Produce an exact copy of all records below.

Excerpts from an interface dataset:
# # #

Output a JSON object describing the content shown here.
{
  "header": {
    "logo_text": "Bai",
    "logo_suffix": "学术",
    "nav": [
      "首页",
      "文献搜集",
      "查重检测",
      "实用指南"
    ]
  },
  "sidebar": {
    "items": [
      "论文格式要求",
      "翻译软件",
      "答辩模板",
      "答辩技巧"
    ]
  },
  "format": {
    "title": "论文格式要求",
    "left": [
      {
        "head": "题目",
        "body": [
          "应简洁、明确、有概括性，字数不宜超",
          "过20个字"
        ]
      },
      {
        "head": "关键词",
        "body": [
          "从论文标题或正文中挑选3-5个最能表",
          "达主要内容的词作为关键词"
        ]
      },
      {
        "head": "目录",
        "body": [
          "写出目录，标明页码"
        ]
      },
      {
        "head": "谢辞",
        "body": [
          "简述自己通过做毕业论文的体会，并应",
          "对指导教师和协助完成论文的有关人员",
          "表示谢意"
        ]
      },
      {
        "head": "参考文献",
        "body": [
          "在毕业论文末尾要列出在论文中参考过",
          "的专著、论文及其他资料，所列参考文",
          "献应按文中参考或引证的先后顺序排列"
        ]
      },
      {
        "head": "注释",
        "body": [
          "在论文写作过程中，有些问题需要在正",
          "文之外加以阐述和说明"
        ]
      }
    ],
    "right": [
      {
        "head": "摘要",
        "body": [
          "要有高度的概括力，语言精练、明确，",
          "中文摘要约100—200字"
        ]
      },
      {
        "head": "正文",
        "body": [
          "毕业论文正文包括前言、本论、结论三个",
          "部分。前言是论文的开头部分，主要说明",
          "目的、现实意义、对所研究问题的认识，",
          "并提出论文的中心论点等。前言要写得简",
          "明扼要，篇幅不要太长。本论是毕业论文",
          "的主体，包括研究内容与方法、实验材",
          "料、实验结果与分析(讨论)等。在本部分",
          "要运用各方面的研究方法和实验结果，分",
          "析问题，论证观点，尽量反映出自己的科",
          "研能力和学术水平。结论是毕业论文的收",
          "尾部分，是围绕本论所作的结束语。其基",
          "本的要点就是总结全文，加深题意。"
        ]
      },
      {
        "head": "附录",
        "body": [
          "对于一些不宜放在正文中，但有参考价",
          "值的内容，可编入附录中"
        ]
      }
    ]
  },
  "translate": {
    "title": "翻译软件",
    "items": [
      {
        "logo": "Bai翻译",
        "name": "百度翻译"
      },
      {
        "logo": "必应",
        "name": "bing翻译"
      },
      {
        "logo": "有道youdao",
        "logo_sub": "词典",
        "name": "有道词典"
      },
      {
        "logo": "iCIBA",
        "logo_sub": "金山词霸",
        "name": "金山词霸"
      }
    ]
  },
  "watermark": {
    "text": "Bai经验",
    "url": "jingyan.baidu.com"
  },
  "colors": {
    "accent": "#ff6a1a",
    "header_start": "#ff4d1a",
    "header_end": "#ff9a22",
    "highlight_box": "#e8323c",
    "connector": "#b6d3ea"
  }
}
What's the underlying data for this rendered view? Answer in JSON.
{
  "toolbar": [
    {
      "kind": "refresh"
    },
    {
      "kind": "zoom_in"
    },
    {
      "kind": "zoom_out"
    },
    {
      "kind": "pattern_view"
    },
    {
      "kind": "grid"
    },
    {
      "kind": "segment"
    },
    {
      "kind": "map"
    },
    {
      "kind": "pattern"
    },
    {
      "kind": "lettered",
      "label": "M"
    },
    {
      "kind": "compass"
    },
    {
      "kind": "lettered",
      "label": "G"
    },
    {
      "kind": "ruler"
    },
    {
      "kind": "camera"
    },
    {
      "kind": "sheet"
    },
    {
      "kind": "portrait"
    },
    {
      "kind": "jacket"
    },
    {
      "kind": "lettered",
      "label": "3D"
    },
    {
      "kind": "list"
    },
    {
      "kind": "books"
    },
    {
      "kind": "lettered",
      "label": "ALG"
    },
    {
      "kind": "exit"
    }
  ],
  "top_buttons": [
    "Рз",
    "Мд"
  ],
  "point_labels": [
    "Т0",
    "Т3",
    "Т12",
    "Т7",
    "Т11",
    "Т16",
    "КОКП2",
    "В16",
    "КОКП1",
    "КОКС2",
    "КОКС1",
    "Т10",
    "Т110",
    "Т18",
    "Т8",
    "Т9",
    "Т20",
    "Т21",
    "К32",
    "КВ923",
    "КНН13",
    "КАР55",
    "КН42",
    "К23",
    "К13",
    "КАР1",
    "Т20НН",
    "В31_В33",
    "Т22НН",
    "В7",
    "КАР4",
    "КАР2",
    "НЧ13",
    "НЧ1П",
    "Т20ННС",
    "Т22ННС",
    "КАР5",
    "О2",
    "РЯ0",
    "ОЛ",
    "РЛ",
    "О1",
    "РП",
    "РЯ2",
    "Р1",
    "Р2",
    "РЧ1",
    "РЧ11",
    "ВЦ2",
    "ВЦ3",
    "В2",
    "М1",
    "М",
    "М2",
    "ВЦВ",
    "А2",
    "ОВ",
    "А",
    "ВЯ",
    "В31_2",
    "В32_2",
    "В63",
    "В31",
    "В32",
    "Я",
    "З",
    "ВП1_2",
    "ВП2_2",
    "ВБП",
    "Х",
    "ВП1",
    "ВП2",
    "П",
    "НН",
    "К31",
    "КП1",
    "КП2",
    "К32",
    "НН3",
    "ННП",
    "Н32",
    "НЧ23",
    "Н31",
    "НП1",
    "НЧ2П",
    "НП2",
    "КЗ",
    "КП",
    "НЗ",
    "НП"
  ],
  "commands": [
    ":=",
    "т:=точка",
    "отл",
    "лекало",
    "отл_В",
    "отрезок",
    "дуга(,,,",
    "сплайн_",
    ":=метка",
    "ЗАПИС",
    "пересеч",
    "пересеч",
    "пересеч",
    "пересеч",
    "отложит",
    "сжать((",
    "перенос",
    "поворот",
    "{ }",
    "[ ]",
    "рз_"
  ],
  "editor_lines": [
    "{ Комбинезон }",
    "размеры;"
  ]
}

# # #

Your response:
Output a JSON object describing the content shown here.
{
  "header": {
    "logo_text": "Bai",
    "logo_suffix": "学术",
    "nav": [
      "首页",
      "文献搜集",
      "查重检测",
      "实用指南"
    ]
  },
  "sidebar": {
    "items": [
      "论文格式要求",
      "翻译软件",
      "答辩模板",
      "答辩技巧"
    ]
  },
  "format": {
    "title": "论文格式要求",
    "left": [
      {
        "head": "题目",
        "body": [
          "应简洁、明确、有概括性，字数不宜超",
          "过20个字"
        ]
      },
      {
        "head": "关键词",
        "body": [
          "从论文标题或正文中挑选3-5个最能表",
          "达主要内容的词作为关键词"
        ]
      },
      {
        "head": "目录",
        "body": [
          "写出目录，标明页码"
        ]
      },
      {
        "head": "谢辞",
        "body": [
          "简述自己通过做毕业论文的体会，并应",
          "对指导教师和协助完成论文的有关人员",
          "表示谢意"
        ]
      },
      {
        "head": "参考文献",
        "body": [
          "在毕业论文末尾要列出在论文中参考过",
          "的专著、论文及其他资料，所列参考文",
          "献应按文中参考或引证的先后顺序排列"
        ]
      },
      {
        "head": "注释",
        "body": [
          "在论文写作过程中，有些问题需要在正",
          "文之外加以阐述和说明"
        ]
      }
    ],
    "right": [
      {
        "head": "摘要",
        "body": [
          "要有高度的概括力，语言精练、明确，",
          "中文摘要约100—200字"
        ]
      },
      {
        "head": "正文",
        "body": [
          "毕业论文正文包括前言、本论、结论三个",
          "部分。前言是论文的开头部分，主要说明",
          "目的、现实意义、对所研究问题的认识，",
          "并提出论文的中心论点等。前言要写得简",
          "明扼要，篇幅不要太长。本论是毕业论文",
          "的主体，包括研究内容与方法、实验材",
          "料、实验结果与分析(讨论)等。在本部分",
          "要运用各方面的研究方法和实验结果，分",
          "析问题，论证观点，尽量反映出自己的科",
          "研能力和学术水平。结论是毕业论文的收",
          "尾部分，是围绕本论所作的结束语。其基",
          "本的要点就是总结全文，加深题意。"
        ]
      },
      {
        "head": "附录",
        "body": [
          "对于一些不宜放在正文中，但有参考价",
          "值的内容，可编入附录中"
        ]
      }
    ]
  },
  "translate": {
    "title": "翻译软件",
    "items": [
      {
        "logo": "Bai翻译",
        "name": "百度翻译"
      },
      {
        "logo": "必应",
        "name": "bing翻译"
      },
      {
        "logo": "有道youdao",
        "logo_sub": "词典",
        "name": "有道词典"
      },
      {
        "logo": "iCIBA",
        "logo_sub": "金山词霸",
        "name": "金山词霸"
      }
    ]
  },
  "watermark": {
    "text": "Bai经验",
    "url": "jingyan.baidu.com"
  },
  "colors": {
    "accent": "#ff6a1a",
    "header_start": "#ff4d1a",
    "header_end": "#ff9a22",
    "highlight_box": "#e8323c",
    "connector": "#b6d3ea"
  }
}
What's the underlying data for this rendered view? Answer in JSON.
{
  "toolbar": [
    {
      "kind": "refresh"
    },
    {
      "kind": "zoom_in"
    },
    {
      "kind": "zoom_out"
    },
    {
      "kind": "pattern_view"
    },
    {
      "kind": "grid"
    },
    {
      "kind": "segment"
    },
    {
      "kind": "map"
    },
    {
      "kind": "pattern"
    },
    {
      "kind": "lettered",
      "label": "M"
    },
    {
      "kind": "compass"
    },
    {
      "kind": "lettered",
      "label": "G"
    },
    {
      "kind": "ruler"
    },
    {
      "kind": "camera"
    },
    {
      "kind": "sheet"
    },
    {
      "kind": "portrait"
    },
    {
      "kind": "jacket"
    },
    {
      "kind": "lettered",
      "label": "3D"
    },
    {
      "kind": "list"
    },
    {
      "kind": "books"
    },
    {
      "kind": "lettered",
      "label": "ALG"
    },
    {
      "kind": "exit"
    }
  ],
  "top_buttons": [
    "Рз",
    "Мд"
  ],
  "point_labels": [
    "Т0",
    "Т3",
    "Т12",
    "Т7",
    "Т11",
    "Т16",
    "КОКП2",
    "В16",
    "КОКП1",
    "КОКС2",
    "КОКС1",
    "Т10",
    "Т110",
    "Т18",
    "Т8",
    "Т9",
    "Т20",
    "Т21",
    "К32",
    "КВ923",
    "КНН13",
    "КАР55",
    "КН42",
    "К23",
    "К13",
    "КАР1",
    "Т20НН",
    "В31_В33",
    "Т22НН",
    "В7",
    "КАР4",
    "КАР2",
    "НЧ13",
    "НЧ1П",
    "Т20ННС",
    "Т22ННС",
    "КАР5",
    "О2",
    "РЯ0",
    "ОЛ",
    "РЛ",
    "О1",
    "РП",
    "РЯ2",
    "Р1",
    "Р2",
    "РЧ1",
    "РЧ11",
    "ВЦ2",
    "ВЦ3",
    "В2",
    "М1",
    "М",
    "М2",
    "ВЦВ",
    "А2",
    "ОВ",
    "А",
    "ВЯ",
    "В31_2",
    "В32_2",
    "В63",
    "В31",
    "В32",
    "Я",
    "З",
    "ВП1_2",
    "ВП2_2",
    "ВБП",
    "Х",
    "ВП1",
    "ВП2",
    "П",
    "НН",
    "К31",
    "КП1",
    "КП2",
    "К32",
    "НН3",
    "ННП",
    "Н32",
    "НЧ23",
    "Н31",
    "НП1",
    "НЧ2П",
    "НП2",
    "КЗ",
    "КП",
    "НЗ",
    "НП"
  ],
  "commands": [
    ":=",
    "т:=точка",
    "отл",
    "лекало",
    "отл_В",
    "отрезок",
    "дуга(,,,",
    "сплайн_",
    ":=метка",
    "ЗАПИС",
    "пересеч",
    "пересеч",
    "пересеч",
    "пересеч",
    "отложит",
    "сжать((",
    "перенос",
    "поворот",
    "{ }",
    "[ ]",
    "рз_"
  ],
  "editor_lines": [
    "{ Комбинезон }",
    "размеры;"
  ]
}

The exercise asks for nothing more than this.